[Problem to solve] Retype the records exactly, including every line.

Page and application data records
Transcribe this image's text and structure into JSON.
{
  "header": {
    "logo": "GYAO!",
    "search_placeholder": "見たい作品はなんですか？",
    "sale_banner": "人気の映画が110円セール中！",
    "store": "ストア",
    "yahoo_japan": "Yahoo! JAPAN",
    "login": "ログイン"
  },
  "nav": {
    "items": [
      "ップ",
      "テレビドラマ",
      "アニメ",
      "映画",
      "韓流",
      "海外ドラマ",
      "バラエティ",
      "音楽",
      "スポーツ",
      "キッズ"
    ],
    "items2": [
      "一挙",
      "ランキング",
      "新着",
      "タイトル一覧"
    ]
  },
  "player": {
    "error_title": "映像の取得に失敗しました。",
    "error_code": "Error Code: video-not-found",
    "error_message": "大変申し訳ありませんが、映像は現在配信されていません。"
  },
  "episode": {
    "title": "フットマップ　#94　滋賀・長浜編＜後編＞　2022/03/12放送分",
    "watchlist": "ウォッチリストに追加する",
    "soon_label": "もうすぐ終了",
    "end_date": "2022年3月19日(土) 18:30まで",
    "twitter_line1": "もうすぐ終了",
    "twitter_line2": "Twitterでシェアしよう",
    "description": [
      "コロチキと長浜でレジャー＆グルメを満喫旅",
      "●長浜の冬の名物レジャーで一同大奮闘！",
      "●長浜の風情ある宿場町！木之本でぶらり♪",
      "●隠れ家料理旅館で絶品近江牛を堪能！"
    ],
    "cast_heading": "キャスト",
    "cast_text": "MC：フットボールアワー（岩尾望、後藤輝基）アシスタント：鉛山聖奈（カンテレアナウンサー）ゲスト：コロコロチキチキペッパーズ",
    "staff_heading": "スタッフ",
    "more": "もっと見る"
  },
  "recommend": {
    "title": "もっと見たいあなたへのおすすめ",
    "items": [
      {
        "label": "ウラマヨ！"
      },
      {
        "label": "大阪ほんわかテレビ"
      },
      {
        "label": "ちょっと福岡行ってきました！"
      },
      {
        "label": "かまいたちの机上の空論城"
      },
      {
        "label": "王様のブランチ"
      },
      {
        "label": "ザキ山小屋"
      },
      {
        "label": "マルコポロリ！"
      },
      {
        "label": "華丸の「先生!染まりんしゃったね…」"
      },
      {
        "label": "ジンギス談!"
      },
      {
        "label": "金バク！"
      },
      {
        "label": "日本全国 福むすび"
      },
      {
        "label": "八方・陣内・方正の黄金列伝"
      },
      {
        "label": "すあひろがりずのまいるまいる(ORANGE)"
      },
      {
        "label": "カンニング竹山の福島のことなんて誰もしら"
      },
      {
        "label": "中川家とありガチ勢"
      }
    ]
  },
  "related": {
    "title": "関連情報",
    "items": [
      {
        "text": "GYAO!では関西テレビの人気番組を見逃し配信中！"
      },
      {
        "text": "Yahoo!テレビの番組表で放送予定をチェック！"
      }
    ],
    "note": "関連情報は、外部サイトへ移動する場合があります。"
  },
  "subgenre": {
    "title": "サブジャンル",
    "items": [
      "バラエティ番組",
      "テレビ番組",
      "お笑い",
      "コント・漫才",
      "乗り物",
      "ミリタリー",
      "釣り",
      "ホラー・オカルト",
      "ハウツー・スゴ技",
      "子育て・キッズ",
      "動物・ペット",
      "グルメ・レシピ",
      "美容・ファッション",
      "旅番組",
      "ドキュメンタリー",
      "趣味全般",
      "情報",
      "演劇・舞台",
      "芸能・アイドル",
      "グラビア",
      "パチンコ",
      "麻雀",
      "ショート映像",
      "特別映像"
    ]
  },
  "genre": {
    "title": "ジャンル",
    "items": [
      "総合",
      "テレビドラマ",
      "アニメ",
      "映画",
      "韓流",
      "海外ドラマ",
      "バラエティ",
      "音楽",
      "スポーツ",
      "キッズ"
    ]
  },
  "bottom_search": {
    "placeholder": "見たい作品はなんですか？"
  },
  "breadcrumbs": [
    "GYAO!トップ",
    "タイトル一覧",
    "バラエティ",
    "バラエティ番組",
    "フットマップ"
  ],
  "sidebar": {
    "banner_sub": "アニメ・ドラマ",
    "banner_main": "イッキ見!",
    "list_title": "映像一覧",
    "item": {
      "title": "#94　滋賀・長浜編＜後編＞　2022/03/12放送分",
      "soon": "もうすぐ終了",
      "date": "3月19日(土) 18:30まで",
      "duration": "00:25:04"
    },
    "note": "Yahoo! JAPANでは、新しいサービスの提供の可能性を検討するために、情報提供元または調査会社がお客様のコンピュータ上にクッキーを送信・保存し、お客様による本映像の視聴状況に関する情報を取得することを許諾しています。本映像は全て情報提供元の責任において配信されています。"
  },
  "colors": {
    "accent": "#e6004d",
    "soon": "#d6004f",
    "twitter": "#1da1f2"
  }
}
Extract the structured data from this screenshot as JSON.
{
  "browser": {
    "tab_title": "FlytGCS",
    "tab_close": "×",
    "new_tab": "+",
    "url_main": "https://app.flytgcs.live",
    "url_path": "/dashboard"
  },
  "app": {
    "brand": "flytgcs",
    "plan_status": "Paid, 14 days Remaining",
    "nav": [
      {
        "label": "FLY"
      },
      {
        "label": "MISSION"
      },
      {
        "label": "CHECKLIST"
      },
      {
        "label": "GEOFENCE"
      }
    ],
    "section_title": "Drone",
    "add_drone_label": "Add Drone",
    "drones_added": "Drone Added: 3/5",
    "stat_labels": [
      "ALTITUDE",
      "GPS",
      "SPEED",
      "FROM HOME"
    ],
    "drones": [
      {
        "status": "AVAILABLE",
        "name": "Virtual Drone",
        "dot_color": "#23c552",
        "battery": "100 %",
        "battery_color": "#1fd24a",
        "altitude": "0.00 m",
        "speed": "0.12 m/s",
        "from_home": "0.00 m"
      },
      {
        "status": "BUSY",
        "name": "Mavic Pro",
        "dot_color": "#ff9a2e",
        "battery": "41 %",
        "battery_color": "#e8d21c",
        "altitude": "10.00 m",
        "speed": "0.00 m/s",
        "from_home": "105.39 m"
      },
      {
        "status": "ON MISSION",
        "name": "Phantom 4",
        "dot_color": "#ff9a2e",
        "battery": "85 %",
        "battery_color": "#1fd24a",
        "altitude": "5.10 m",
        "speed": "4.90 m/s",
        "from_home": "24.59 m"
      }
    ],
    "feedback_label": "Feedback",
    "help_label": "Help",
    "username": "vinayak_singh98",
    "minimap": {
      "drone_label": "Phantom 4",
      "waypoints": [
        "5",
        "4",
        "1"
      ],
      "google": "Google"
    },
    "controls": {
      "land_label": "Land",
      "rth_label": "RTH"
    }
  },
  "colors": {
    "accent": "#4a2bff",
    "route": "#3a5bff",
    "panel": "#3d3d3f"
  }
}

[Your solution]
Transcribe this image's text and structure into JSON.
{
  "header": {
    "logo": "GYAO!",
    "search_placeholder": "見たい作品はなんですか？",
    "sale_banner": "人気の映画が110円セール中！",
    "store": "ストア",
    "yahoo_japan": "Yahoo! JAPAN",
    "login": "ログイン"
  },
  "nav": {
    "items": [
      "ップ",
      "テレビドラマ",
      "アニメ",
      "映画",
      "韓流",
      "海外ドラマ",
      "バラエティ",
      "音楽",
      "スポーツ",
      "キッズ"
    ],
    "items2": [
      "一挙",
      "ランキング",
      "新着",
      "タイトル一覧"
    ]
  },
  "player": {
    "error_title": "映像の取得に失敗しました。",
    "error_code": "Error Code: video-not-found",
    "error_message": "大変申し訳ありませんが、映像は現在配信されていません。"
  },
  "episode": {
    "title": "フットマップ　#94　滋賀・長浜編＜後編＞　2022/03/12放送分",
    "watchlist": "ウォッチリストに追加する",
    "soon_label": "もうすぐ終了",
    "end_date": "2022年3月19日(土) 18:30まで",
    "twitter_line1": "もうすぐ終了",
    "twitter_line2": "Twitterでシェアしよう",
    "description": [
      "コロチキと長浜でレジャー＆グルメを満喫旅",
      "●長浜の冬の名物レジャーで一同大奮闘！",
      "●長浜の風情ある宿場町！木之本でぶらり♪",
      "●隠れ家料理旅館で絶品近江牛を堪能！"
    ],
    "cast_heading": "キャスト",
    "cast_text": "MC：フットボールアワー（岩尾望、後藤輝基）アシスタント：鉛山聖奈（カンテレアナウンサー）ゲスト：コロコロチキチキペッパーズ",
    "staff_heading": "スタッフ",
    "more": "もっと見る"
  },
  "recommend": {
    "title": "もっと見たいあなたへのおすすめ",
    "items": [
      {
        "label": "ウラマヨ！"
      },
      {
        "label": "大阪ほんわかテレビ"
      },
      {
        "label": "ちょっと福岡行ってきました！"
      },
      {
        "label": "かまいたちの机上の空論城"
      },
      {
        "label": "王様のブランチ"
      },
      {
        "label": "ザキ山小屋"
      },
      {
        "label": "マルコポロリ！"
      },
      {
        "label": "華丸の「先生!染まりんしゃったね…」"
      },
      {
        "label": "ジンギス談!"
      },
      {
        "label": "金バク！"
      },
      {
        "label": "日本全国 福むすび"
      },
      {
        "label": "八方・陣内・方正の黄金列伝"
      },
      {
        "label": "すあひろがりずのまいるまいる(ORANGE)"
      },
      {
        "label": "カンニング竹山の福島のことなんて誰もしら"
      },
      {
        "label": "中川家とありガチ勢"
      }
    ]
  },
  "related": {
    "title": "関連情報",
    "items": [
      {
        "text": "GYAO!では関西テレビの人気番組を見逃し配信中！"
      },
      {
        "text": "Yahoo!テレビの番組表で放送予定をチェック！"
      }
    ],
    "note": "関連情報は、外部サイトへ移動する場合があります。"
  },
  "subgenre": {
    "title": "サブジャンル",
    "items": [
      "バラエティ番組",
      "テレビ番組",
      "お笑い",
      "コント・漫才",
      "乗り物",
      "ミリタリー",
      "釣り",
      "ホラー・オカルト",
      "ハウツー・スゴ技",
      "子育て・キッズ",
      "動物・ペット",
      "グルメ・レシピ",
      "美容・ファッション",
      "旅番組",
      "ドキュメンタリー",
      "趣味全般",
      "情報",
      "演劇・舞台",
      "芸能・アイドル",
      "グラビア",
      "パチンコ",
      "麻雀",
      "ショート映像",
      "特別映像"
    ]
  },
  "genre": {
    "title": "ジャンル",
    "items": [
      "総合",
      "テレビドラマ",
      "アニメ",
      "映画",
      "韓流",
      "海外ドラマ",
      "バラエティ",
      "音楽",
      "スポーツ",
      "キッズ"
    ]
  },
  "bottom_search": {
    "placeholder": "見たい作品はなんですか？"
  },
  "breadcrumbs": [
    "GYAO!トップ",
    "タイトル一覧",
    "バラエティ",
    "バラエティ番組",
    "フットマップ"
  ],
  "sidebar": {
    "banner_sub": "アニメ・ドラマ",
    "banner_main": "イッキ見!",
    "list_title": "映像一覧",
    "item": {
      "title": "#94　滋賀・長浜編＜後編＞　2022/03/12放送分",
      "soon": "もうすぐ終了",
      "date": "3月19日(土) 18:30まで",
      "duration": "00:25:04"
    },
    "note": "Yahoo! JAPANでは、新しいサービスの提供の可能性を検討するために、情報提供元または調査会社がお客様のコンピュータ上にクッキーを送信・保存し、お客様による本映像の視聴状況に関する情報を取得することを許諾しています。本映像は全て情報提供元の責任において配信されています。"
  },
  "colors": {
    "accent": "#e6004d",
    "soon": "#d6004f",
    "twitter": "#1da1f2"
  }
}
Extract the structured data from this screenshot as JSON.
{
  "browser": {
    "tab_title": "FlytGCS",
    "tab_close": "×",
    "new_tab": "+",
    "url_main": "https://app.flytgcs.live",
    "url_path": "/dashboard"
  },
  "app": {
    "brand": "flytgcs",
    "plan_status": "Paid, 14 days Remaining",
    "nav": [
      {
        "label": "FLY"
      },
      {
        "label": "MISSION"
      },
      {
        "label": "CHECKLIST"
      },
      {
        "label": "GEOFENCE"
      }
    ],
    "section_title": "Drone",
    "add_drone_label": "Add Drone",
    "drones_added": "Drone Added: 3/5",
    "stat_labels": [
      "ALTITUDE",
      "GPS",
      "SPEED",
      "FROM HOME"
    ],
    "drones": [
      {
        "status": "AVAILABLE",
        "name": "Virtual Drone",
        "dot_color": "#23c552",
        "battery": "100 %",
        "battery_color": "#1fd24a",
        "altitude": "0.00 m",
        "speed": "0.12 m/s",
        "from_home": "0.00 m"
      },
      {
        "status": "BUSY",
        "name": "Mavic Pro",
        "dot_color": "#ff9a2e",
        "battery": "41 %",
        "battery_color": "#e8d21c",
        "altitude": "10.00 m",
        "speed": "0.00 m/s",
        "from_home": "105.39 m"
      },
      {
        "status": "ON MISSION",
        "name": "Phantom 4",
        "dot_color": "#ff9a2e",
        "battery": "85 %",
        "battery_color": "#1fd24a",
        "altitude": "5.10 m",
        "speed": "4.90 m/s",
        "from_home": "24.59 m"
      }
    ],
    "feedback_label": "Feedback",
    "help_label": "Help",
    "username": "vinayak_singh98",
    "minimap": {
      "drone_label": "Phantom 4",
      "waypoints": [
        "5",
        "4",
        "1"
      ],
      "google": "Google"
    },
    "controls": {
      "land_label": "Land",
      "rth_label": "RTH"
    }
  },
  "colors": {
    "accent": "#4a2bff",
    "route": "#3a5bff",
    "panel": "#3d3d3f"
  }
}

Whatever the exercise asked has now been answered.